×

Uh-oh, it looks like your Internet Explorer is out of date.

For a better shopping experience, please upgrade now.

The Man Who Was Thursday: a Nightmare
     

The Man Who Was Thursday: a Nightmare

5.0 1
by G. K. Chesterton
 

See All Formats & Editions

The book has been referred to as a metaphysical thriller.

Although it deals with anarchists, the novel is not an exploration or rebuttal of anarchist thought; Chesterton's ad hoc construction of "Philosophical Anarchism" is distinguished from ordinary anarchism and is referred to several times not so much as a rebellion against government but as a rebellion

Overview

The book has been referred to as a metaphysical thriller.

Although it deals with anarchists, the novel is not an exploration or rebuttal of anarchist thought; Chesterton's ad hoc construction of "Philosophical Anarchism" is distinguished from ordinary anarchism and is referred to several times not so much as a rebellion against government but as a rebellion against God.

Product Details

BN ID:
2940148834779
Publisher:
Hillside Publishing
Publication date:
01/12/2015
Sold by:
Barnes & Noble
Format:
NOOK Book
File size:
190 KB

Meet the Author

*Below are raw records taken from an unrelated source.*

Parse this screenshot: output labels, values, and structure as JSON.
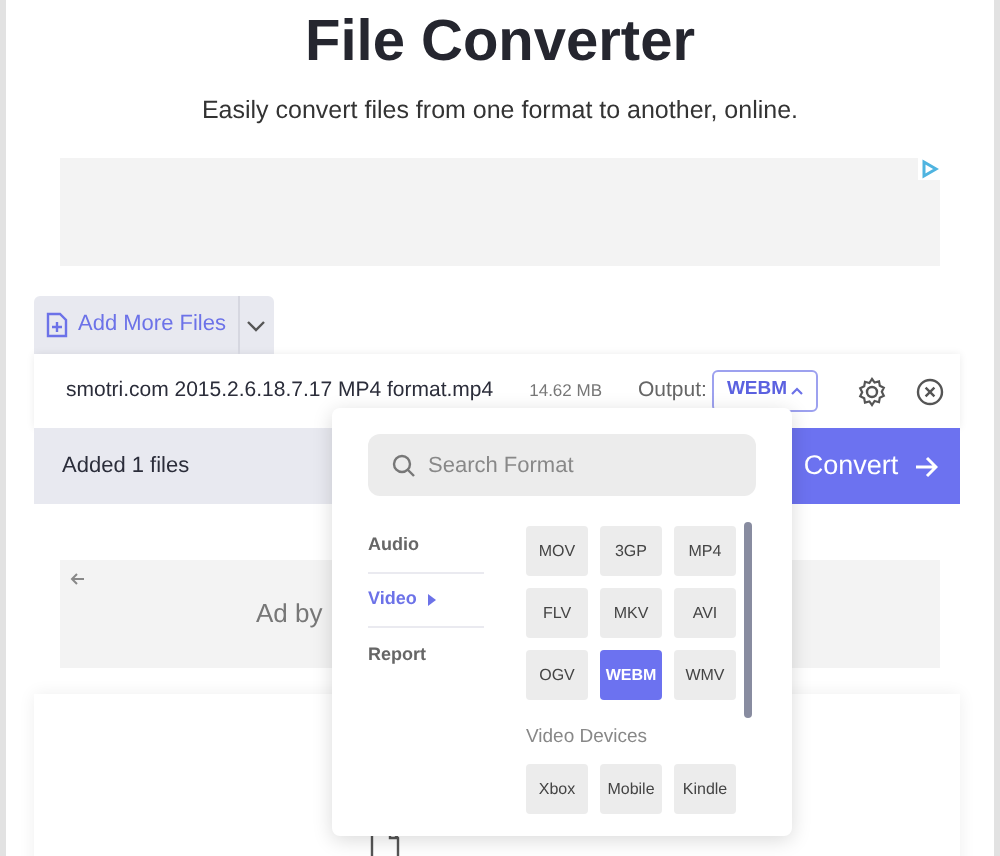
{
  "title": "File Converter",
  "subtitle": "Easily convert files from one format to another, online.",
  "upload_tab": {
    "label": "Add More Files"
  },
  "file": {
    "name": "smotri.com 2015.2.6.18.7.17 MP4 format.mp4",
    "size": "14.62 MB",
    "output_label": "Output:",
    "output_value": "WEBM",
    "expanded": true
  },
  "footer": {
    "status": "Added 1 files",
    "convert_button": "Convert"
  },
  "ad": {
    "label": "Ad by"
  },
  "format_menu": {
    "search": {
      "placeholder": "Search Format"
    },
    "categories": [
      {
        "label": "Audio",
        "selected": false
      },
      {
        "label": "Video",
        "selected": true
      },
      {
        "label": "Report",
        "selected": false
      }
    ],
    "formats": [
      {
        "label": "MOV",
        "selected": false
      },
      {
        "label": "3GP",
        "selected": false
      },
      {
        "label": "MP4",
        "selected": false
      },
      {
        "label": "FLV",
        "selected": false
      },
      {
        "label": "MKV",
        "selected": false
      },
      {
        "label": "AVI",
        "selected": false
      },
      {
        "label": "OGV",
        "selected": false
      },
      {
        "label": "WEBM",
        "selected": true
      },
      {
        "label": "WMV",
        "selected": false
      }
    ],
    "devices_heading": "Video Devices",
    "devices": [
      {
        "label": "Xbox",
        "selected": false
      },
      {
        "label": "Mobile",
        "selected": false
      },
      {
        "label": "Kindle",
        "selected": false
      }
    ]
  }
}
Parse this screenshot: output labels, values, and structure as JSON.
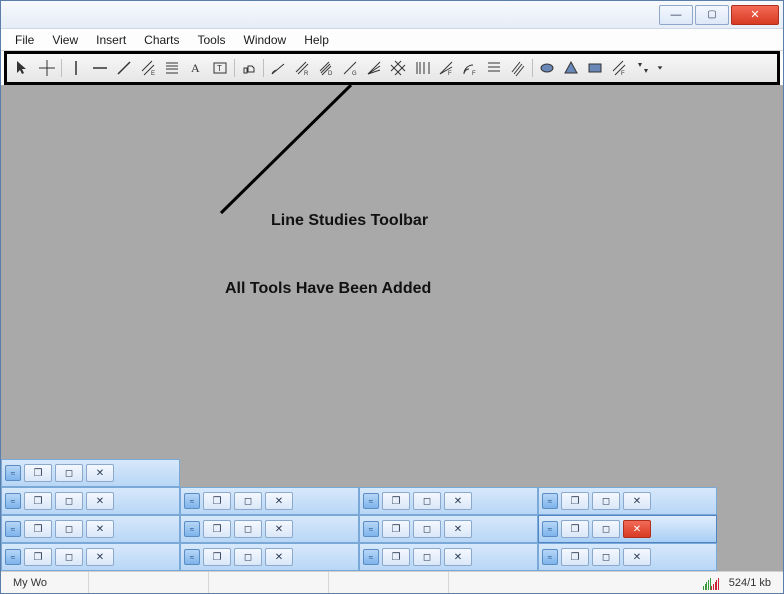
{
  "title_buttons": {
    "min": "minimize",
    "max": "restore",
    "close": "close"
  },
  "menu": [
    "File",
    "View",
    "Insert",
    "Charts",
    "Tools",
    "Window",
    "Help"
  ],
  "toolbar_icons": [
    "cursor-icon",
    "crosshair-icon",
    "vertical-line-icon",
    "horizontal-line-icon",
    "trend-line-icon",
    "equidistant-channel-icon",
    "fibonacci-retracement-icon",
    "text-label-icon",
    "text-box-icon",
    "thumbs-icon",
    "trendline-by-angle-icon",
    "linear-regression-channel-icon",
    "stddev-channel-icon",
    "gann-line-icon",
    "gann-fan-icon",
    "gann-grid-icon",
    "fibo-time-zone-icon",
    "fibo-fan-icon",
    "fibo-arcs-icon",
    "fibo-channel-icon",
    "fibo-expansion-icon",
    "ellipse-icon",
    "triangle-icon",
    "rectangle-icon",
    "andrews-pitchfork-icon",
    "cycle-lines-icon"
  ],
  "annotation": {
    "line1": "Line Studies Toolbar",
    "line2": "All Tools Have Been Added"
  },
  "sub_windows": {
    "rows": [
      [
        {
          "active": false
        }
      ],
      [
        {
          "active": false
        },
        {
          "active": false
        },
        {
          "active": false
        },
        {
          "active": false
        }
      ],
      [
        {
          "active": false
        },
        {
          "active": false
        },
        {
          "active": false
        },
        {
          "active": true,
          "closebtn_red": true
        }
      ],
      [
        {
          "active": false
        },
        {
          "active": false
        },
        {
          "active": false
        },
        {
          "active": false
        }
      ]
    ]
  },
  "statusbar": {
    "left": "My Wo",
    "net": "524/1 kb"
  }
}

Gilbert Keith Chesterton (29 May 1874 – 14 June 1936) was one of the most influential English writers of the 20th century. His prolific and diverse output included journalism, philosophy, poetry, biography, Christian apologetics, fantasy and detective fiction. Chesterton has been called the "prince of paradox." Time magazine, in a review of a biography of Chesterton, observed of his writing style: "Whenever possible Chesterton made his points with popular sayings, proverbs, allegories—first carefully turning them inside out." For example, Chesterton wrote the following: Thieves respect property. They merely wish the property to become their property that they may more perfectly respect it. Chesterton is well known for his reasoned apologetics and even those who disagree with him have recognized the universal appeal of such works as Orthodoxy and The Everlasting Man. Chesterton, as political thinker, cast aspersions on both Liberalism and Conservatism, saying: The whole modern world has divided itself into Conservatives and Progressives. The business of Progressives is to go on making mistakes. The business of the Conservatives is to prevent the mistakes from being corrected. Chesterton routinely referred to himself as an "orthodox" Christian, and came to identify such a position with Catholicism more and more, eventually converting to Roman Catholicism. George Bernard Shaw, Chesterton's "friendly enemy" according to Time, said of him, "He was a man of colossal genius".Source: Wikipedia.
Also available
The Innocence of Father Brown (1911)
Eugenics and Other Evils (1922)
Heretics (1905)
Orthodoxy (1908)
The Wisdom of Father Brown (1914)
The Napoleon of Notting Hill (1904)
The Wild Knight and Other Poems (1900)
The Man Who Knew Too Much (1922)
St. Francis of Assisi (1923)
The Club of Queer Trades (1905)

Customer Reviews

Average Review:

Post to your social network

     

Most Helpful Customer Reviews

See all customer reviews

Man Who Was Thursday - A Nightmare 5 out of 5 based on 0 ratings. 1 reviews.
Anonymous More than 1 year ago
Smooth, sleek, great fun. Highly recommended.